▶ **ENTRIES PROVIDED**:
--------
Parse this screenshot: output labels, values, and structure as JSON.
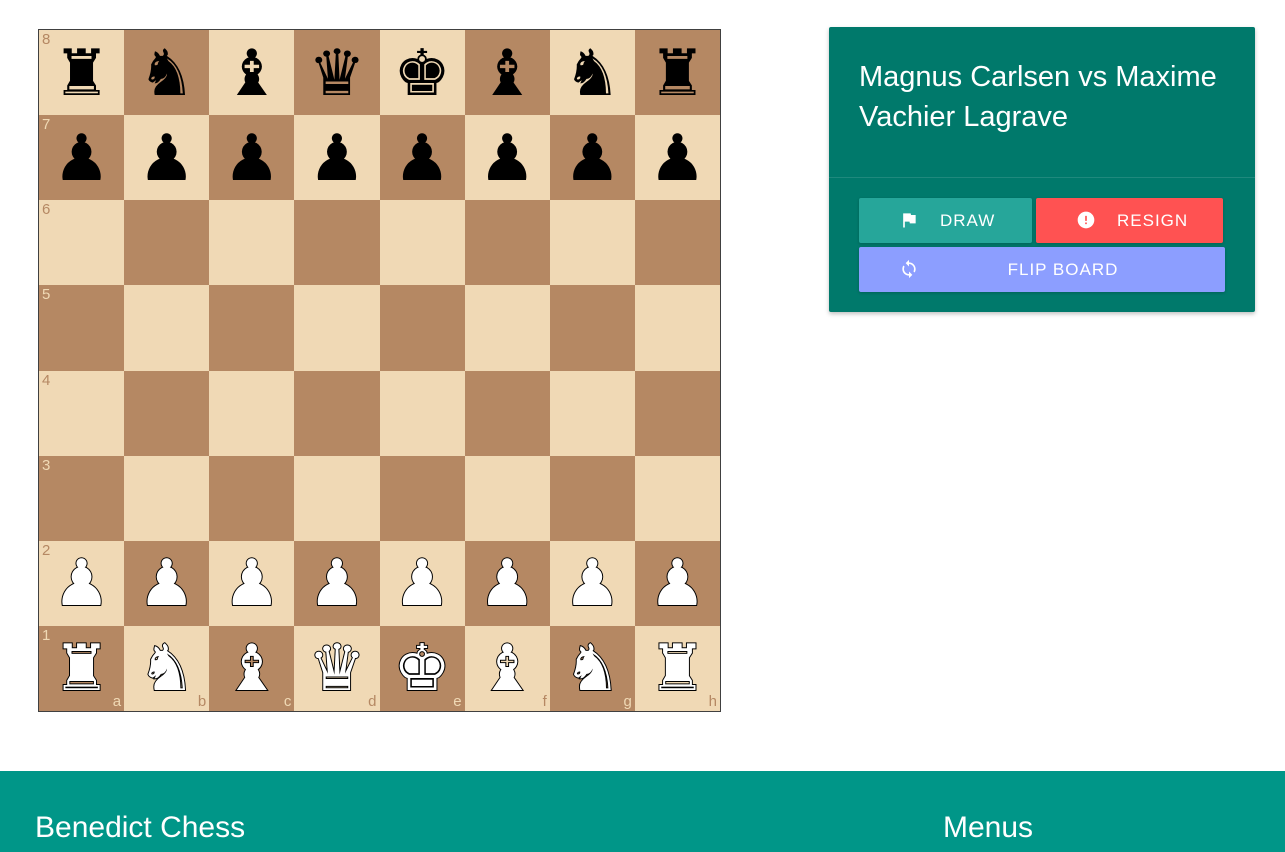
{
  "board": {
    "ranks": [
      "8",
      "7",
      "6",
      "5",
      "4",
      "3",
      "2",
      "1"
    ],
    "files": [
      "a",
      "b",
      "c",
      "d",
      "e",
      "f",
      "g",
      "h"
    ],
    "position": [
      [
        "br",
        "bn",
        "bb",
        "bq",
        "bk",
        "bb",
        "bn",
        "br"
      ],
      [
        "bp",
        "bp",
        "bp",
        "bp",
        "bp",
        "bp",
        "bp",
        "bp"
      ],
      [
        "",
        "",
        "",
        "",
        "",
        "",
        "",
        ""
      ],
      [
        "",
        "",
        "",
        "",
        "",
        "",
        "",
        ""
      ],
      [
        "",
        "",
        "",
        "",
        "",
        "",
        "",
        ""
      ],
      [
        "",
        "",
        "",
        "",
        "",
        "",
        "",
        ""
      ],
      [
        "wp",
        "wp",
        "wp",
        "wp",
        "wp",
        "wp",
        "wp",
        "wp"
      ],
      [
        "wr",
        "wn",
        "wb",
        "wq",
        "wk",
        "wb",
        "wn",
        "wr"
      ]
    ],
    "colors": {
      "light": "#f0d9b5",
      "dark": "#b58863"
    }
  },
  "game": {
    "title": "Magnus Carlsen vs Maxime Vachier Lagrave",
    "draw_label": "DRAW",
    "draw_icon": "flag-icon",
    "resign_label": "RESIGN",
    "resign_icon": "alert-icon",
    "flip_label": "FLIP BOARD",
    "flip_icon": "sync-icon"
  },
  "footer": {
    "brand": "Benedict Chess",
    "menus_heading": "Menus"
  },
  "colors": {
    "card": "#00796b",
    "footer": "#009688",
    "draw": "#26a69a",
    "resign": "#ff5252",
    "flip": "#8c9eff"
  }
}
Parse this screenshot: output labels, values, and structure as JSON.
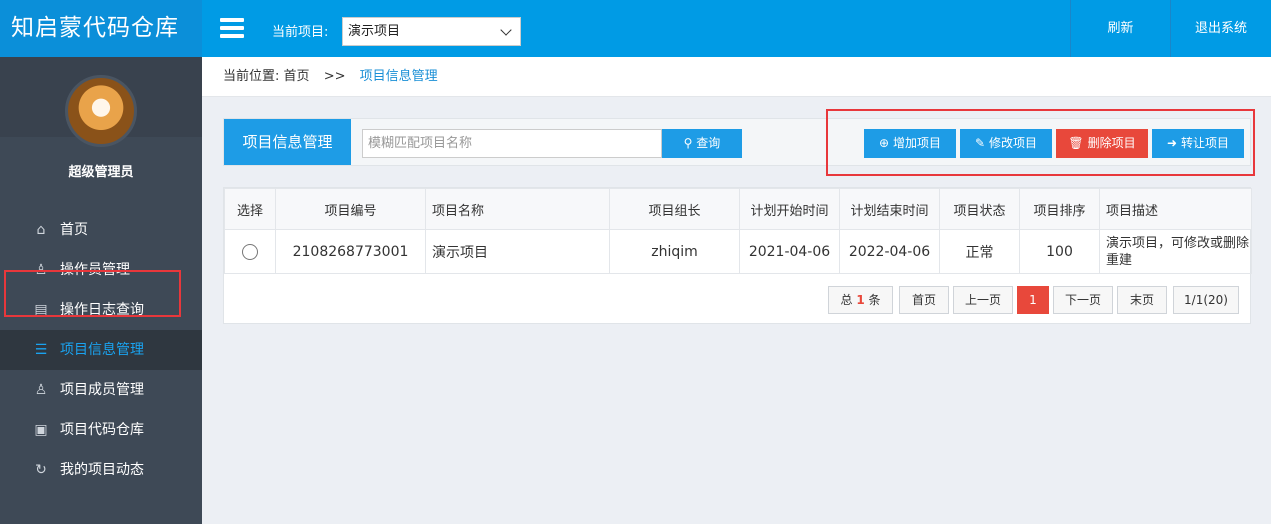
{
  "app": {
    "title": "知启蒙代码仓库"
  },
  "header": {
    "project_label": "当前项目:",
    "project_selected": "演示项目",
    "refresh_label": "刷新",
    "logout_label": "退出系统"
  },
  "sidebar": {
    "user_name": "超级管理员",
    "items": [
      {
        "label": "首页",
        "icon": "home-icon"
      },
      {
        "label": "操作员管理",
        "icon": "user-icon"
      },
      {
        "label": "操作日志查询",
        "icon": "document-icon"
      },
      {
        "label": "项目信息管理",
        "icon": "list-icon",
        "active": true
      },
      {
        "label": "项目成员管理",
        "icon": "user-icon"
      },
      {
        "label": "项目代码仓库",
        "icon": "briefcase-icon"
      },
      {
        "label": "我的项目动态",
        "icon": "refresh-icon"
      }
    ]
  },
  "breadcrumb": {
    "prefix": "当前位置:",
    "home": "首页",
    "separator": ">>",
    "current": "项目信息管理"
  },
  "toolbar": {
    "panel_title": "项目信息管理",
    "search_placeholder": "模糊匹配项目名称",
    "search_button": "查询",
    "add_label": "增加项目",
    "edit_label": "修改项目",
    "delete_label": "删除项目",
    "transfer_label": "转让项目"
  },
  "table": {
    "columns": [
      "选择",
      "项目编号",
      "项目名称",
      "项目组长",
      "计划开始时间",
      "计划结束时间",
      "项目状态",
      "项目排序",
      "项目描述"
    ],
    "rows": [
      {
        "id": "2108268773001",
        "name": "演示项目",
        "leader": "zhiqim",
        "start": "2021-04-06",
        "end": "2022-04-06",
        "status": "正常",
        "order": "100",
        "description": "演示项目，可修改或删除重建"
      }
    ]
  },
  "pagination": {
    "total_prefix": "总",
    "total_count": "1",
    "total_suffix": "条",
    "first": "首页",
    "prev": "上一页",
    "current_page": "1",
    "next": "下一页",
    "last": "末页",
    "page_info": "1/1(20)"
  },
  "colors": {
    "accent": "#009be5",
    "sidebar_bg": "#3e4956",
    "danger": "#e8483b",
    "highlight_outline": "#e8373b"
  }
}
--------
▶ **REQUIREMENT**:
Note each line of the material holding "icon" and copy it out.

▶ **SOLVED EXERCISE**:
    "draw_icon": "flag-icon",
    "resign_icon": "alert-icon",
    "flip_icon": "sync-icon"
        "icon": "home-icon"
        "icon": "user-icon"
        "icon": "document-icon"
        "icon": "list-icon",
        "icon": "user-icon"
        "icon": "briefcase-icon"
        "icon": "refresh-icon"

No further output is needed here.